A Discussion of Engine Overhauls.
Watch the Terminology - Be careful of the terminology used to describe engine condition. A top overhaul (TOH) involves the repair of engine components outside of the crankcase. A major overhaul (MOH) involves the complete disassembly, inspection, repair and reassembly of an engine to specified limits. If an engine has had a top or major overhaul, the logbooks must still show the total time on the engine, if known, and its prior maintenance history, which is (TSMOH).
A "zero-time" engine is one that has been overhauled to factory new limits by the original manufacturer and is issued a new logbook without previous operating history. The term for this is (TSFRM). As a general rule, an aircraft with a "zero-time" engine has more value than the same aircraft with an overhauled engine.
The Pre-Buy Inspection.
Before buying, have a mechanic you trust give the aircraft a thorough inspection and provide you with a written report of its condition. A pre-purchase inspection should include at least a differential compression check on each cylinder of the engine and any other inspections necessary to determine the condition of the aircraft.
GOOD TIP: Find a mechanic to do the pre-buy who does not regularly service the airplane. Getting a second option on the airplane is essential.
During the pre-buy inspection, make sure the following documents are available and in proper order for the aircraft: Airworthiness certificate, engine and airframe logbooks, aircraft equipment list, weight and balance data, placards, and FAA-approved aircraft flight manual or owner's handbook. Missing documents, pages or entries from aircraft logbooks may cause significant problems for the purchaser and reduce the value of the aircraft.
In addition to the documents above, the aircraft logbooks and other records should be carefully reviewed for such things as FAA Form 337 (Report of Major Repair or Alteration), AD compliance, the status of service bulletins and letters, and aircraft/component serial numbers. Ideally, the mechanic you select to do the inspection should have experience and be familiar with the problems that may be encountered on that type of aircraft.
Once you have decided to buy a particular aircraft, put the terms and conditions of the agreement in writing. This is for the protection of both parties since it is often difficult to enforce verbal contracts. The agreement need not be complicated, but it should clearly state the intentions of the parties and cover any warranties made by the seller. Since state laws govern the interpretation of commercial agreements, we recommend that your contract be drafted with the assistance of a local attorney.
Have the seller execute a Bill of Sale, FAA Form 8050-2 according to the instructions provided. Make sure that the seller signs his or her name, in ink, as it appeared on the previous Bill of Sale.

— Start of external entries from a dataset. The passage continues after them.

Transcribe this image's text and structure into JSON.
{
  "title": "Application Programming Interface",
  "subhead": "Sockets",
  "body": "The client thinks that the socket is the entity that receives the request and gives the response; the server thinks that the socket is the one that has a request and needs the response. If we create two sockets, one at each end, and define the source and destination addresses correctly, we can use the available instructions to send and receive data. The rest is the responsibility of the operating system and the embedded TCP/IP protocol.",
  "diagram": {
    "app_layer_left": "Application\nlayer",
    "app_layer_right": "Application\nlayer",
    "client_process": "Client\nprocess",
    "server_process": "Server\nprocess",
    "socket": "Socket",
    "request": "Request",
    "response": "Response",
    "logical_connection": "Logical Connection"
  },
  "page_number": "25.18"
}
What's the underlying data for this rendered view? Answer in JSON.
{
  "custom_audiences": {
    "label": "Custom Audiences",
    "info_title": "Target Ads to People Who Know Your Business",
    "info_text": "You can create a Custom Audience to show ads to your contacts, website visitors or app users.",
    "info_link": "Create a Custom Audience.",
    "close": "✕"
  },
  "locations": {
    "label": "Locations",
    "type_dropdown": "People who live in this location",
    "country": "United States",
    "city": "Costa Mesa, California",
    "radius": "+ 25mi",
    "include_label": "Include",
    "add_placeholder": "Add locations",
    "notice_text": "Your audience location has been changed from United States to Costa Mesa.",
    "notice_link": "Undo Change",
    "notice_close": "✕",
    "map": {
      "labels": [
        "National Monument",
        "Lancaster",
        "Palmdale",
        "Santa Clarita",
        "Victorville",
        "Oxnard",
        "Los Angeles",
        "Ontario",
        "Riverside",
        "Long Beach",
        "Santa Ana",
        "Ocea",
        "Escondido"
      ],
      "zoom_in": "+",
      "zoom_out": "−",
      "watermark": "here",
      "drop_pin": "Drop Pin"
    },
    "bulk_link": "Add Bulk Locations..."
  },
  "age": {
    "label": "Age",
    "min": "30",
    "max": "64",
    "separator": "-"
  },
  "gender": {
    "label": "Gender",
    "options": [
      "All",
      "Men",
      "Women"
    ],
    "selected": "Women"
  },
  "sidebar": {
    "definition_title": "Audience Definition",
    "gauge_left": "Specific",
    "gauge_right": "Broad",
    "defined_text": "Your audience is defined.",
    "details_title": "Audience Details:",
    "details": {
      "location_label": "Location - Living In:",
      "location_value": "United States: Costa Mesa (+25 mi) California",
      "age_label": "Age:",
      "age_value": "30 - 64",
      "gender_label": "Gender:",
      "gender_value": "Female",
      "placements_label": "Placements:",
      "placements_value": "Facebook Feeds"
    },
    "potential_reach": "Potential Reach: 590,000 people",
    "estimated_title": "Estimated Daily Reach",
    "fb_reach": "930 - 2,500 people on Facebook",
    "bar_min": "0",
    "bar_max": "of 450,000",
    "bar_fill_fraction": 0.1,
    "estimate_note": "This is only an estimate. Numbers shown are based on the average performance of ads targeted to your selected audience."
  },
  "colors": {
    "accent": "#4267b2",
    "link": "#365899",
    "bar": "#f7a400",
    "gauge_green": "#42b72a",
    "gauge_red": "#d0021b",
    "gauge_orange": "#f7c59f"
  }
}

Execute an Aircraft Registration Application, FAA Form 8050-1, and submit this, along with the Bill of Sale and a $5 recording fee, to the FAA.
The Aircraft Registration Application, AC Form 8050-1, is now available for download on the FAA's Web site. If you use a P.O. Box as a mailing address, you must also provide your street or physical location on the application.

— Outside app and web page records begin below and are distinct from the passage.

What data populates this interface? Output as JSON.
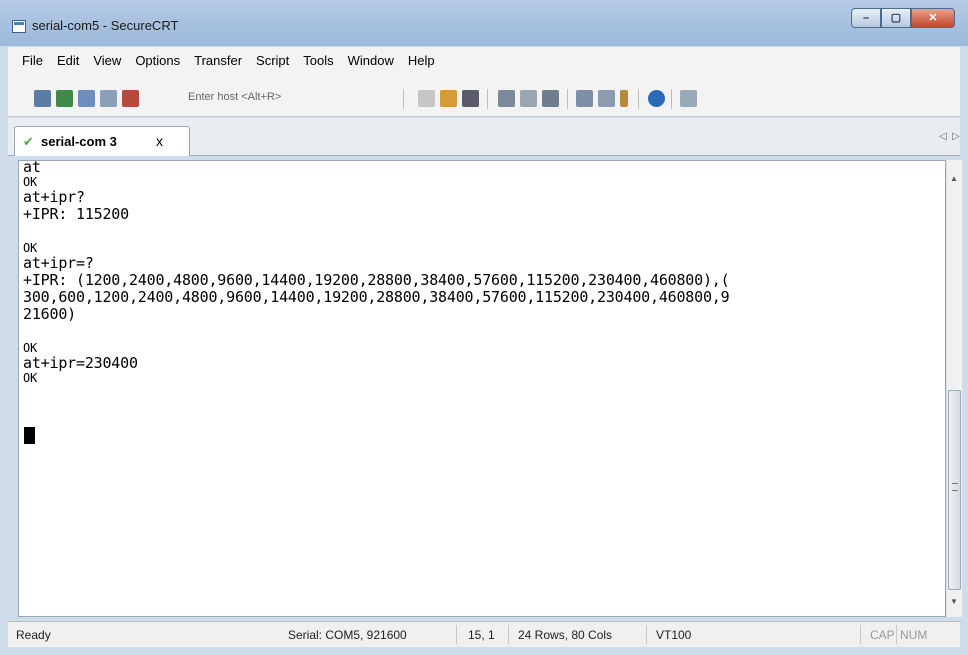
{
  "window": {
    "title": "serial-com5 - SecureCRT"
  },
  "menu": [
    "File",
    "Edit",
    "View",
    "Options",
    "Transfer",
    "Script",
    "Tools",
    "Window",
    "Help"
  ],
  "toolbar": {
    "host_placeholder": "Enter host <Alt+R>"
  },
  "tab": {
    "label": "serial-com 3",
    "close": "x"
  },
  "terminal": {
    "lines": [
      "at",
      "OK",
      "at+ipr?",
      "+IPR: 115200",
      "",
      "OK",
      "at+ipr=?",
      "+IPR: (1200,2400,4800,9600,14400,19200,28800,38400,57600,115200,230400,460800),(",
      "300,600,1200,2400,4800,9600,14400,19200,28800,38400,57600,115200,230400,460800,9",
      "21600)",
      "",
      "OK",
      "at+ipr=230400",
      "OK"
    ]
  },
  "status": {
    "ready": "Ready",
    "serial": "Serial: COM5, 921600",
    "position": "15,  1",
    "size": "24 Rows, 80 Cols",
    "emulation": "VT100",
    "caps": "CAP",
    "num": "NUM"
  }
}
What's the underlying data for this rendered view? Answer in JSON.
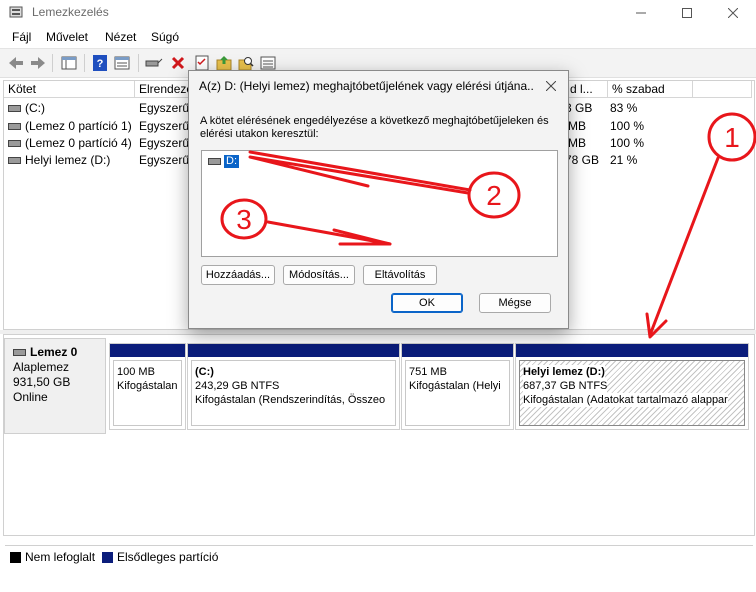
{
  "window": {
    "title": "Lemezkezelés",
    "controls": [
      "minimize-icon",
      "maximize-icon",
      "close-icon"
    ]
  },
  "menu": [
    "Fájl",
    "Művelet",
    "Nézet",
    "Súgó"
  ],
  "toolbar": {
    "icons": [
      "back-arrow-icon",
      "forward-arrow-icon",
      "console-tree-icon",
      "help-icon",
      "properties-icon",
      "connect-icon",
      "delete-icon",
      "checklist-icon",
      "folder-up-icon",
      "search-folder-icon",
      "view-list-icon"
    ],
    "colors": {
      "delete": "#d0181c",
      "folder": "#e8c04b",
      "help": "#1f4fbf"
    }
  },
  "volume_list": {
    "columns": [
      "Kötet",
      "Elrendezé",
      "d l...",
      "% szabad"
    ],
    "rows": [
      {
        "name": "(C:)",
        "layout": "Egyszerű",
        "free": "3 GB",
        "pct": "83 %"
      },
      {
        "name": "(Lemez 0 partíció 1)",
        "layout": "Egyszerű",
        "free": "MB",
        "pct": "100 %"
      },
      {
        "name": "(Lemez 0 partíció 4)",
        "layout": "Egyszerű",
        "free": "MB",
        "pct": "100 %"
      },
      {
        "name": "Helyi lemez (D:)",
        "layout": "Egyszerű",
        "free": "78 GB",
        "pct": "21 %"
      }
    ]
  },
  "disk": {
    "name": "Lemez 0",
    "type": "Alaplemez",
    "size": "931,50 GB",
    "status": "Online",
    "partitions": [
      {
        "title": "",
        "size": "100 MB",
        "state": "Kifogástalan"
      },
      {
        "title": "(C:)",
        "size": "243,29 GB NTFS",
        "state": "Kifogástalan (Rendszerindítás, Összeo"
      },
      {
        "title": "",
        "size": "751 MB",
        "state": "Kifogástalan (Helyi"
      },
      {
        "title": "Helyi lemez  (D:)",
        "size": "687,37 GB NTFS",
        "state": "Kifogástalan (Adatokat tartalmazó alappar"
      }
    ],
    "bar_color": "#0b1d7b"
  },
  "legend": [
    {
      "label": "Nem lefoglalt",
      "color": "#000000"
    },
    {
      "label": "Elsődleges partíció",
      "color": "#0b1d7b"
    }
  ],
  "dialog": {
    "title": "A(z) D: (Helyi lemez) meghajtóbetűjelének vagy elérési útjána...",
    "description": "A kötet elérésének engedélyezése a következő meghajtóbetűjeleken és elérési utakon keresztül:",
    "items": [
      "D:"
    ],
    "buttons": {
      "add": "Hozzáadás...",
      "change": "Módosítás...",
      "remove": "Eltávolítás",
      "ok": "OK",
      "cancel": "Mégse"
    }
  },
  "annotations": {
    "labels": [
      "1",
      "2",
      "3"
    ],
    "color": "#e8161b"
  }
}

Your application for aircraft registration must include the typed or printed name of each signer in the signature block. FAA will return any applications that do not include the printed or typed name of the signer.

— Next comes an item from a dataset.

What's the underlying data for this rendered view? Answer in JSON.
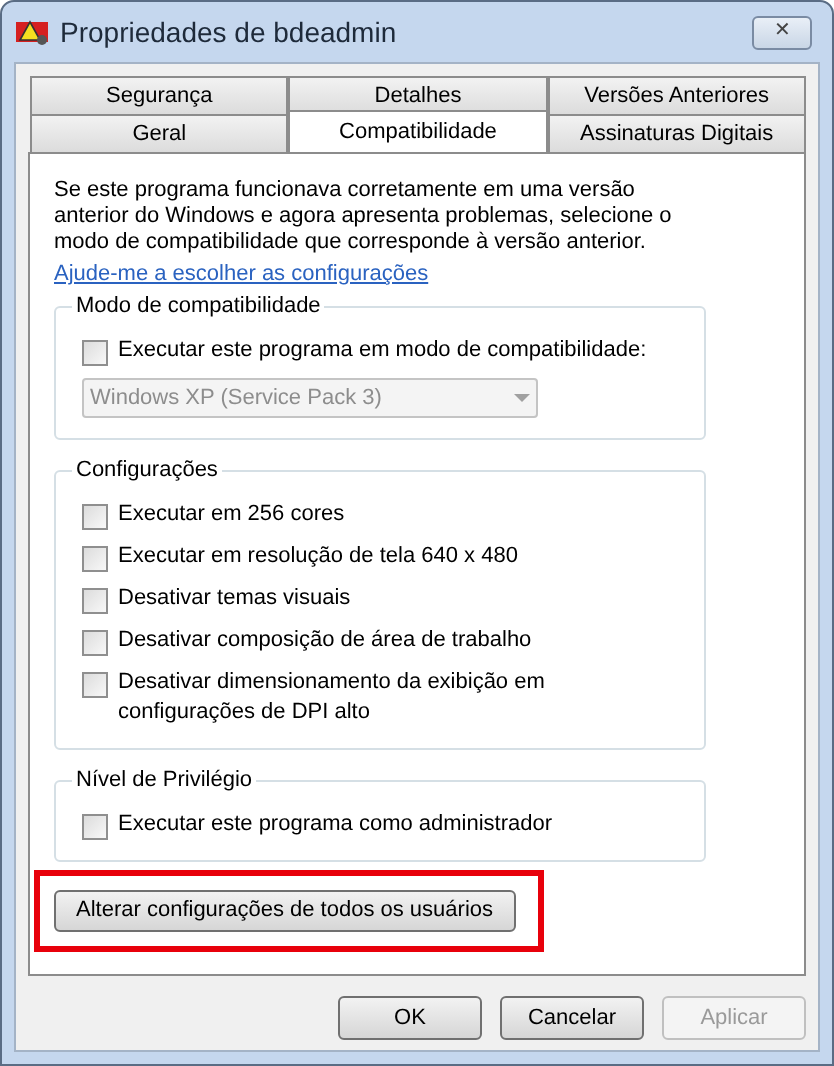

The pink copy of your Registration should be retained and placed in the aircraft as a temporary registration certificate. It is valid for flight within the United States for 90 days. At the same time, submit any necessary state registration forms and fees to the appropriate state office.
GOOD TIP: Don’t buy an airplane without help. Tomahawk Aero offers affordable coaching and shopping for all aircraft buyers. Call us at (360) 510-1139 today.